Note: This is the second post in our Starting Your College Search series. Read Part 1: Three Ways to Help Parents and Teens Communicate and Part 3: Plan Your Standardized Testing and College Visits.
A basic way to start thinking through how to prepare for college applications involves reviewing each of the main components of the process. As you consider each component, I have listed a few tips below to help you think about what you can do to be ready for next fall. For each of the following components, you should develop a game plan and a to-do list for the next 6-9 months, and stick to it.
1. Your Transcript
This document represents the most important piece of any college application and includes grades from all courses 9th through 12th. The first step in reviewing your transcript involves requesting a copy from your school. Take a look –are there any errors? Is everything clear? Beyond a basic review, reflect on what this transcript says. Are you strong in one area? Have you challenged yourself in a certain way? Finally, think about what you would like your transcript to represent. Are there classes you need to add or change for next year? Keep in mind that the level of rigor in your curriculum, combined with the grades you get, shows colleges how ready you are for college. If you haven’t shown colleges your true potential yet, brainstorm ways to make spring semester stronger, and set some goals.
2. Your Resume
“Resume” here really represents your extracurricular activities. You can actually create a professional-looking resume for colleges using our resume builder, but if you aren’t ready for that, at least think about your activities. Are you demonstrating desirable qualities to colleges – commitment, discipline, service, leadership, creativity, etc.? If not, now might me time to try out for the spring play, or the track team!
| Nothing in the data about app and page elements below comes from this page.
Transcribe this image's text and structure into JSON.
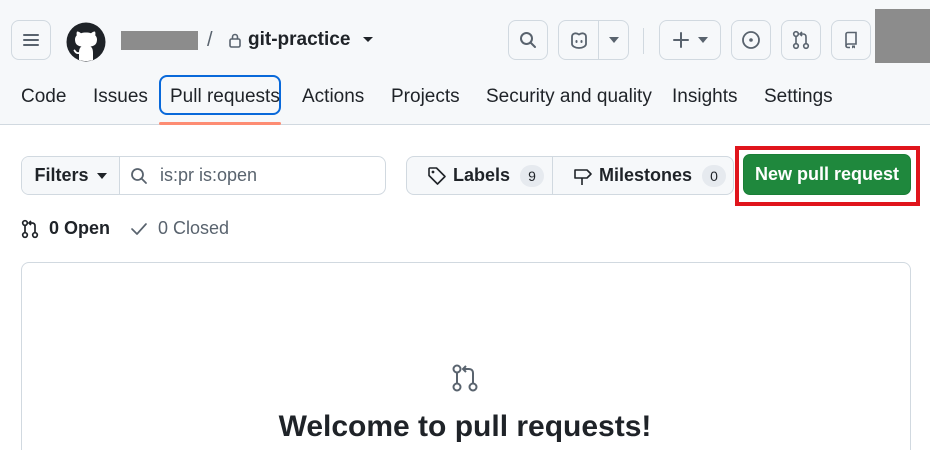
{
  "header": {
    "repo_name": "git-practice",
    "separator": "/"
  },
  "tabs": [
    {
      "label": "Code"
    },
    {
      "label": "Issues"
    },
    {
      "label": "Pull requests",
      "active": true
    },
    {
      "label": "Actions"
    },
    {
      "label": "Projects"
    },
    {
      "label": "Security and quality"
    },
    {
      "label": "Insights"
    },
    {
      "label": "Settings"
    }
  ],
  "toolbar": {
    "filters_label": "Filters",
    "search_value": "is:pr is:open",
    "labels_label": "Labels",
    "labels_count": "9",
    "milestones_label": "Milestones",
    "milestones_count": "0",
    "new_pr_label": "New pull request"
  },
  "states": {
    "open_label": "0 Open",
    "closed_label": "0 Closed"
  },
  "blankslate": {
    "title": "Welcome to pull requests!"
  },
  "colors": {
    "primary_button": "#1f883d",
    "highlight_box": "#e0151c",
    "active_tab_border": "#0969da",
    "tab_underline": "#fd8c73"
  }
}
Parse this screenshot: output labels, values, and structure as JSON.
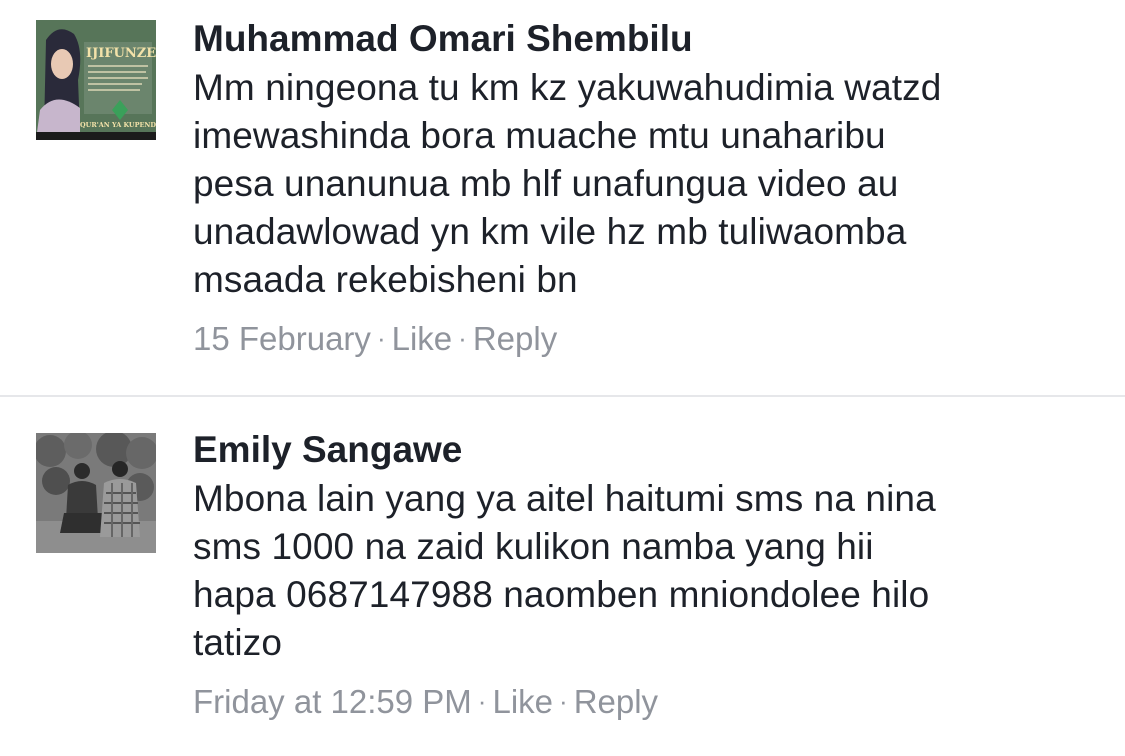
{
  "comments": [
    {
      "author": "Muhammad Omari Shembilu",
      "text": "Mm ningeona tu km kz yakuwahudimia watzd\nimewashinda bora muache mtu unaharibu\npesa unanunua mb hlf unafungua video au\nunadawlowad yn km vile hz mb tuliwaomba\nmsaada rekebisheni bn",
      "timestamp": "15 February",
      "like_label": "Like",
      "reply_label": "Reply",
      "avatar": {
        "title_text": "IJIFUNZE",
        "footer_text": "QUR'AN YA KUPENDEZA",
        "icon": "avatar-illustration"
      }
    },
    {
      "author": "Emily Sangawe",
      "text": "Mbona lain yang ya aitel haitumi sms na nina\nsms 1000 na zaid  kulikon namba yang hii\nhapa 0687147988 naomben mniondolee hilo\ntatizo",
      "timestamp": "Friday at 12:59 PM",
      "like_label": "Like",
      "reply_label": "Reply",
      "avatar": {
        "icon": "avatar-photo"
      }
    }
  ],
  "separator": "·",
  "colors": {
    "text": "#1d2129",
    "meta": "#90949c",
    "divider": "#e6e7ea"
  }
}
Colleges review extracurricular activities differently, so understand the role they play and how you can strategically add to your application. Secondly, do you remember all of your activities and awards from high school? I find that once students and parents start making a list, they remember other things. It’s a good idea to begin that list if you have not already.
3. Your Standardized Test Scores
Now is the time to make a plan for taking the SAT or ACT if you have not already. You can read more about the tests and how to make a plan in our membership materials, but your plan should include, at a minimum, the opportunity to take your test of choice twice, and some time and resources to prepare. Keep in mind if you have to take additional tests (TOEFL, SAT Subject Tests, AP/IB exams, etc) you will want to budget in the time and study time for those as well. You need to register for these tests well in advance, and not be at a sporting event or traveling during the test, so planning ahead makes all the difference in having a great test date. Registering in advance of deadlines can also help you get a spot at your preferred testing center, as many of them fill up. Check out the ACT and SAT websites for test dates and registration deadlines.
4. Your Recommendations
Many college applications include letters of recommendation from a counselor, teacher(s), or outside source. These letters can add personality to your application and help highlight the intangible qualities that college admissions officers value: hard work, character, collaborative nature, etc. While many students wait until the fall of 12th grade to ask for these, smart applicants are considering this in 11th grade. 11h grade teachers will have the advantage of teaching you for an entire year, and many of your difficult classes take place in 11th grade. These teachers are the perfect people to speak with authority on your behavior in the classroom and your academic potential. Additionally, your counselor might be a person you know well, or someone to whom you need to introduce yourself. Don’t wait until applications are due to let these key people know that you’ll need their help in applying to college. Giving them a heads-up this year can help them prepare to submit the best possible applications, might help motivate you to perform at your best ability, and also gives you a built-in support team as you work towards your goals.
Essays represent the component that you probably will not spend a lot of time on right now. However, some information is already available – the Common Application has already confirmed prompts for next year’s application, for example. While I would not recommend beginning the writing process yet, you can begin the reflection process. In my experience, identifying a great topic is often the most challenging part of writing, so giving yourself plenty of time to brainstorm and reflect can be powerful. I recommend starting a document, note, or small notebook where you can jot down any ideas that come to you – during class, at dinner or practice, anywhere. The questions you will have to answer can really challenge you to think deeply and reflect on your experiences, so brainstorming examples or moments, and giving your thoughts plenty of time to marinate shows in the final product.
After you have finished your review, be sure to identify clear goals that need to be accomplished in each category, and put them on the calendar. Preparing to apply to college isn’t overly difficult, but it does take some organization and commitment to doing the work!
Nicole has dedicated the entirety of her 20 year career to encouraging higher education opportunities. After graduating from Vanderbilt, she worked in her alma mater’s admissions office. The, she completed her PhD in Counseling so she could bring that expertise into college counseling. Nicole partnered with her former Vanderbilt colleague, Fitz Totten, to form Find The Right College and support their mission to make trustworthy advising more accessible.